## Prompt
Check each line below for the word "Département". How many have it? Answer with the number only.

## Items listed in a dataset
[Start of Attachment]

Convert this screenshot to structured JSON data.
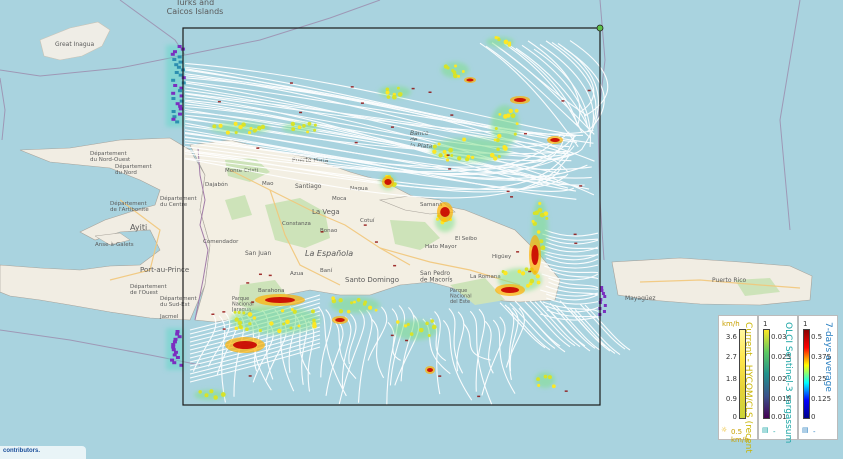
{
  "map": {
    "labels": {
      "turks_caicos": "Turks and\nCaicos Islands",
      "great_inagua": "Great Inagua",
      "haiti": "Ayiti",
      "haiti_nord": "Département\ndu Nord",
      "haiti_nordouest": "Département\ndu Nord-Ouest",
      "haiti_artibonite": "Département\nde l'Artibonite",
      "haiti_centre": "Département\ndu Centre",
      "haiti_ouest": "Département\nde l'Ouest",
      "haiti_sud": "Département\ndu Sud-Est",
      "port_au_prince": "Port-au-Prince",
      "anse_a_galets": "Anse-à-Galets",
      "dominican": "La Española",
      "la_vega": "La Vega",
      "santo_domingo": "Santo Domingo",
      "san_pedro": "San Pedro\nde Macorís",
      "santiago": "Santiago",
      "puerto_plata": "Puerto Plata",
      "san_juan": "San Juan",
      "parque_jaragua": "Parque\nNacional\nJaragua",
      "parque_este": "Parque\nNacional\ndel Este",
      "mayaguez": "Mayagüez",
      "puerto_rico": "Puerto Rico",
      "nagua": "Nagua",
      "montecristi": "Monte Cristi",
      "dajabon": "Dajabón",
      "mao": "Mao",
      "moca": "Moca",
      "bonao": "Bonao",
      "azua": "Azua",
      "bani": "Baní",
      "higuey": "Higüey",
      "la_romana": "La Romana",
      "samana": "Samaná",
      "el_seibo": "El Seibo",
      "hato_mayor": "Hato Mayor",
      "cotui": "Cotuí",
      "comendador": "Comendador",
      "barahona": "Barahona",
      "jacmel": "Jacmel",
      "constanza": "Constanza",
      "banco_plata": "Banco\nde\nla Plata"
    },
    "attribution": "contributors."
  },
  "legends": [
    {
      "title": "Current - HYCOM/CLS (recent",
      "unit": "km/h",
      "ticks": [
        "3.6",
        "2.7",
        "1.8",
        "0.9",
        "0"
      ],
      "footer": "0.5 km/h",
      "colors": [
        "#fff7a0",
        "#ffe74a",
        "#e6d23a",
        "#cbd53a"
      ]
    },
    {
      "title": "OLCI Sentinel-3 sargassum",
      "unit": "1",
      "ticks": [
        "0.03",
        "0.025",
        "0.02",
        "0.015",
        "0.01"
      ],
      "footer": "-",
      "colors": [
        "#fde725",
        "#5ec962",
        "#21918c",
        "#3b528b",
        "#440154"
      ]
    },
    {
      "title": "7-days average",
      "unit": "1",
      "ticks": [
        "0.5",
        "0.375",
        "0.25",
        "0.125",
        "0"
      ],
      "footer": "-",
      "colors": [
        "#8b0000",
        "#ff0000",
        "#ffff00",
        "#00ffff",
        "#0000ff",
        "#00008b"
      ]
    }
  ]
}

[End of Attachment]

## Task response
6